Are you on your list?

The holiday season is one of love and giving to others. But too often this time of year also comes with anxiety and stress, leaving us too burned out to practice compassion toward ourselves. Feeling stressed because there is just too much merry-making happening may seem like an indulgent case of #firstworldprobs, yet taking time to decompress during this time of year is a critical practice we often miss during the holidays.

Seasonal changes can also bring changes in mood as the holiday blues can turn into its more serious counterpart, Seasonal Affective Disorder. Mental Health America reports that three out of four people affected by SAD are women typically between the ages of 18 and 30. If you notice yourself neglecting your well-being or feeling physically and mentally exhausted, frustrated, or less satisfied about the things you used to get excited about, chances are you aren’t just having a bad day or a bad week—you’re experiencing seasonal burnout.

Self-care shouldn’t be seasonal, and it definitely isn’t selfish. Block off regular “me time” by being intentional about relaxation. Remember that relaxing comes in all shapes and forms, but ultimately you should have fun and take pleasure in it. These five mood-brightening activities can help you take control of your well-being, so you can be present through the gifts and glitter.

Pamper yo’ self.

One way to keep the winter blues at bay is to indulge in some serious DIY pampering. The long, dark nights are the perfect excuse to hole yourself up in your bathroom, have a nice long soak, and really take care of yourself. Not only will you harness all the coziness that winter musters (hygge, anyone?), but you’ll also be better equipped to tackle any challenges the season may throw at you. Pampering yourself doesn’t have to mean hanging out in the bathtub, of course. Treat yourself to a hot chocolate, a good book near a warm fire—anything that’ll make you feel incredible and ready for the upcoming New Year.

Do a nonrandom act of kindness.

This may seem like an odd choice for a self-care tip, but the truth is—when you are focused on taking care of something or someone else you personally care about, you are taking care of yourself, too. ’Tis the season for giving, and being of service is always a morale booster. As Psychology Today notes, “We may think of moralizing as an intellectual exercise, but more frequently it’s an attempt to make sense of our gut instincts.”

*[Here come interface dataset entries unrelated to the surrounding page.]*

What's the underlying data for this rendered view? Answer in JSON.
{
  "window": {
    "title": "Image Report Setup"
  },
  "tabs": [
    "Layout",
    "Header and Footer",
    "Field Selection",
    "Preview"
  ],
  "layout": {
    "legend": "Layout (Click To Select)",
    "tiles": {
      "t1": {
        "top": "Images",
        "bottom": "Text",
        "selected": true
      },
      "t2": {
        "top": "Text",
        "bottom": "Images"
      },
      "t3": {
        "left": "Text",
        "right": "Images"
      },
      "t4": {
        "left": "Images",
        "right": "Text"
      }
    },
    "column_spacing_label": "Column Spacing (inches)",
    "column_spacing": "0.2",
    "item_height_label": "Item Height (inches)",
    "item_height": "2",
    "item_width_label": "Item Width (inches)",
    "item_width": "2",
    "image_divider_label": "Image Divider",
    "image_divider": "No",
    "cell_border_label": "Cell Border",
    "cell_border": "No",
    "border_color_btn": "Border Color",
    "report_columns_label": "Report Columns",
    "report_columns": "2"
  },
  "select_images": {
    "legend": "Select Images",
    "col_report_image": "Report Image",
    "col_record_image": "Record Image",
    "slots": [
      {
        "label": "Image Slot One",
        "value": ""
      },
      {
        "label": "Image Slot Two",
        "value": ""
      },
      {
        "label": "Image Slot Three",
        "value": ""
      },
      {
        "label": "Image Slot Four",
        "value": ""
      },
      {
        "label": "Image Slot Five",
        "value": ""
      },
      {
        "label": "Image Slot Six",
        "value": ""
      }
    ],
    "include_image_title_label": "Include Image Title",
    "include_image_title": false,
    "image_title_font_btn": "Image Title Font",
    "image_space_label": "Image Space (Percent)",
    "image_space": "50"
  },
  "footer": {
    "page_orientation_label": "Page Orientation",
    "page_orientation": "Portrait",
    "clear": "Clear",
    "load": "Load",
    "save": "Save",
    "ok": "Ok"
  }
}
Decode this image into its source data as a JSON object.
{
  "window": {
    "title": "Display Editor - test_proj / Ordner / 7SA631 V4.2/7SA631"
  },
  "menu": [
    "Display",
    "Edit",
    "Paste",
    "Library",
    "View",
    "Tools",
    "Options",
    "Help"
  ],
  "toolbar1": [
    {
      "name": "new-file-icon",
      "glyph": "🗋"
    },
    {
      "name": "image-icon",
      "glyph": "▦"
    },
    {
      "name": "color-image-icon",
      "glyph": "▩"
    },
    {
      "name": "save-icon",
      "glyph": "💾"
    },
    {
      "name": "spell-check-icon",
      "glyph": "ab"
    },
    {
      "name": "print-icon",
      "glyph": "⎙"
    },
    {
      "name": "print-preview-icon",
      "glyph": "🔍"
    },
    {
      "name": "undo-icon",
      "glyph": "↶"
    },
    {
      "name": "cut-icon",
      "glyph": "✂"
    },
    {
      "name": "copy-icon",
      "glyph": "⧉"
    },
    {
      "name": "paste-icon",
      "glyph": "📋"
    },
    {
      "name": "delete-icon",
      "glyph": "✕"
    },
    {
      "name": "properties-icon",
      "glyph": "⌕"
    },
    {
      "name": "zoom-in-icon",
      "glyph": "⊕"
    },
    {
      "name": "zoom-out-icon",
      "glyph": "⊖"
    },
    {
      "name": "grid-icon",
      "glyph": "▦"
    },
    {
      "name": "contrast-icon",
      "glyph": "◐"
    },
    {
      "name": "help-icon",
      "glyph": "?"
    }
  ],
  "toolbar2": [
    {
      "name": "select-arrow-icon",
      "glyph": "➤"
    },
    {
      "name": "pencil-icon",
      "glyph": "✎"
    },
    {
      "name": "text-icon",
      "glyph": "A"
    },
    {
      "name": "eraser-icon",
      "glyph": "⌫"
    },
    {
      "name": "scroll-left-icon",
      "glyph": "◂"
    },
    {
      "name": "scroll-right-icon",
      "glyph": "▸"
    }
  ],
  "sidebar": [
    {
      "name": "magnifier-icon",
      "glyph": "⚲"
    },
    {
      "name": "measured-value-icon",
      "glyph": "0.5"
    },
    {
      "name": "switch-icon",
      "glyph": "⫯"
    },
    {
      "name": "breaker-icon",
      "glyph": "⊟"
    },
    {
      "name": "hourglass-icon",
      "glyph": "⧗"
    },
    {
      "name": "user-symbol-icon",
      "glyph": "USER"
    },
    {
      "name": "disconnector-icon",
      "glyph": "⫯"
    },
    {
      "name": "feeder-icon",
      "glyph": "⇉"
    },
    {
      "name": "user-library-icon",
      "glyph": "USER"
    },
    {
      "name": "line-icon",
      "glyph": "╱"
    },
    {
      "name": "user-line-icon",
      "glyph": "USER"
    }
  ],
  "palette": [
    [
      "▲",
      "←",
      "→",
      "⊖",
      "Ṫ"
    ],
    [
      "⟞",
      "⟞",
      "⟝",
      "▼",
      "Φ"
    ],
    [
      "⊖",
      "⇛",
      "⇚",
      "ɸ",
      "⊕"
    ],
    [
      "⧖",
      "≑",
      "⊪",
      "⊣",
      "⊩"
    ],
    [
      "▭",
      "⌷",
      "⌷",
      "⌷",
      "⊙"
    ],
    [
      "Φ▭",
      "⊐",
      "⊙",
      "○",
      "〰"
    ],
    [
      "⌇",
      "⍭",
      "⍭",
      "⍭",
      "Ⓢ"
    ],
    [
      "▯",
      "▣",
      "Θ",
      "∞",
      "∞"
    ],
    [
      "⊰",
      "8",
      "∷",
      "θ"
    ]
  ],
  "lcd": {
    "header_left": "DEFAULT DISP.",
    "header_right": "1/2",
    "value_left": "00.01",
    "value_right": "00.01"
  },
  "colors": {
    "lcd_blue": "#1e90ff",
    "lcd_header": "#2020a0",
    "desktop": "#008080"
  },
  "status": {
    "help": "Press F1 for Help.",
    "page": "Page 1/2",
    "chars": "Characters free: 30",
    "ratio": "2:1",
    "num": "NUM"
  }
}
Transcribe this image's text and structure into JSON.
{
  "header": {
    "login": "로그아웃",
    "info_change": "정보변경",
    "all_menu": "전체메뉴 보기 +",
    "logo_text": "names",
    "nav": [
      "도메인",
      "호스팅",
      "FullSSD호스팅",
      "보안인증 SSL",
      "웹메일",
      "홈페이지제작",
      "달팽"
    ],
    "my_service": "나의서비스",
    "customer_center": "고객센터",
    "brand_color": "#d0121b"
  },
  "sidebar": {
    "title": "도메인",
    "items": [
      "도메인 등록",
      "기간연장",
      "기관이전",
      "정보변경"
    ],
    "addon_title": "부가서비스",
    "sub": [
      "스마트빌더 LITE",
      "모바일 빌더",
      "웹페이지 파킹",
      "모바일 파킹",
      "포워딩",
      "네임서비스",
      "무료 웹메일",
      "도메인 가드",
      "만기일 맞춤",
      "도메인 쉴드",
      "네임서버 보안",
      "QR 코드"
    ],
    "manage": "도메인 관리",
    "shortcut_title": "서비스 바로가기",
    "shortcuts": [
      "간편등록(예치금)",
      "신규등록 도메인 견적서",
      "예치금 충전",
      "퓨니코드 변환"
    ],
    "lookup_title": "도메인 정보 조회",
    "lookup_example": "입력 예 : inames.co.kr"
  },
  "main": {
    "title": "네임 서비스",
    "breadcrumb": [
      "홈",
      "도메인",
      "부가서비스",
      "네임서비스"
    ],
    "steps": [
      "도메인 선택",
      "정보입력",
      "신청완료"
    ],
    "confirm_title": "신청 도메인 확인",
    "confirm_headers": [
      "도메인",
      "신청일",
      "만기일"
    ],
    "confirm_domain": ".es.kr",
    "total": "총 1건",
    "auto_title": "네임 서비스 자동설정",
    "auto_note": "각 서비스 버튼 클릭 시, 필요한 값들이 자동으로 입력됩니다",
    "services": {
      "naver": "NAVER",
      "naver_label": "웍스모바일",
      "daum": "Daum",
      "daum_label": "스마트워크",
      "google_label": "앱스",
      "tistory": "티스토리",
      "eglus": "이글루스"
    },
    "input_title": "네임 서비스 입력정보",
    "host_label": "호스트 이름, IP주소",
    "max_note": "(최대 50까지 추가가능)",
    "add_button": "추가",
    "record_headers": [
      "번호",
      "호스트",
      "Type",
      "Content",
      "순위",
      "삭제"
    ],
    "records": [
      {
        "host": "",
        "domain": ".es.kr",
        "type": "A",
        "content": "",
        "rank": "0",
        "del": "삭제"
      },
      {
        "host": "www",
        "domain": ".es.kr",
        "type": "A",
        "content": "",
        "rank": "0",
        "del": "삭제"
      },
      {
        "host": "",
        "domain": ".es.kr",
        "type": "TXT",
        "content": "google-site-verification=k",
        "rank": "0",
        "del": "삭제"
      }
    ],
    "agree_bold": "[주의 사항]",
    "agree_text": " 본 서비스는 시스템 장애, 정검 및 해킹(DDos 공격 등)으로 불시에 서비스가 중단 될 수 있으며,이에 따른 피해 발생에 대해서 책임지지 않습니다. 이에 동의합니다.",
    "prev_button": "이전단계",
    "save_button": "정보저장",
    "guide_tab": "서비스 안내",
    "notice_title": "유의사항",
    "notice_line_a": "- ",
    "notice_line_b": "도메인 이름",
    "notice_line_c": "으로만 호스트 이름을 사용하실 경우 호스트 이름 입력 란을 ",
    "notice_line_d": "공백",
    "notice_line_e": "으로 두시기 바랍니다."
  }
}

For instance, if you’re feeling overwhelmed about holiday parties and buying presents, take a moment to brainstorm items you can give to the less fortunate that we often take for granted in our day-to-day lives. DIY holiday hygiene kits for a women’s shelter or fill care packages for our soldiers abroad. Orienting yourself toward others gets you out of your own head, and before you know it, you’ll be having a wonderful time doing it!

Tidy up.

Eliminate mental clutter by organizing your physical clutter. Entrepreneur reminds us that messy spaces create messy thoughts. Take half a day to go through your home and pick up anything on the floor, throw out garbage, and organize any messes on your desk or dresser. You don’t have to wait until spring to implement a few organizational hacks that are as beautiful as they are simple. If you don’t have time for a big Marie Kondo–level cleanup, focus on your bedroom. It’ll be a lot easier to relax (and feel rejuvenated) if the area around your bed isn’t covered in wrapping paper and gift boxes (and we all know how important good sleep is to our health!).

Walk in the winter wonderland.

If weather permits, getting outdoors in nature has many health benefits, including lowering your high seasonal stress levels and blood pressure. After all the eating, drinking, and hibernating, get some fresh air and go for an Elizabeth Bennet–approved walk rather than lounge on the couch. Extensive research shows that even the simplest walking habit boosts your health—both mental and physical—in profound ways. As Verily has reported on before, the American Journal of Preventative Medicine found that women with mild to moderate symptoms of depression saw marked improvement in their health, energy, and social aptitudes by walking just thirty minutes per day. There’s no time like December to get a little boost of energy and good cheer!

Make homemade eggnog.

If you are looking for something a little less time-intensive, there’s always dessert or a drink—why not have both? Eggnog is so rich and delicious, it’s probably a good thing we don’t drink it year-round. So don’t settle for nog in a carton—it’s easy to make your own, and the results are well worth the time spent. Taking time to indulge in this special treat will likely prove equal parts relaxing and rejuvenating. When the rewards of our efforts are snuggling up in a cozy chair with a holiday toddy, what’s not to love?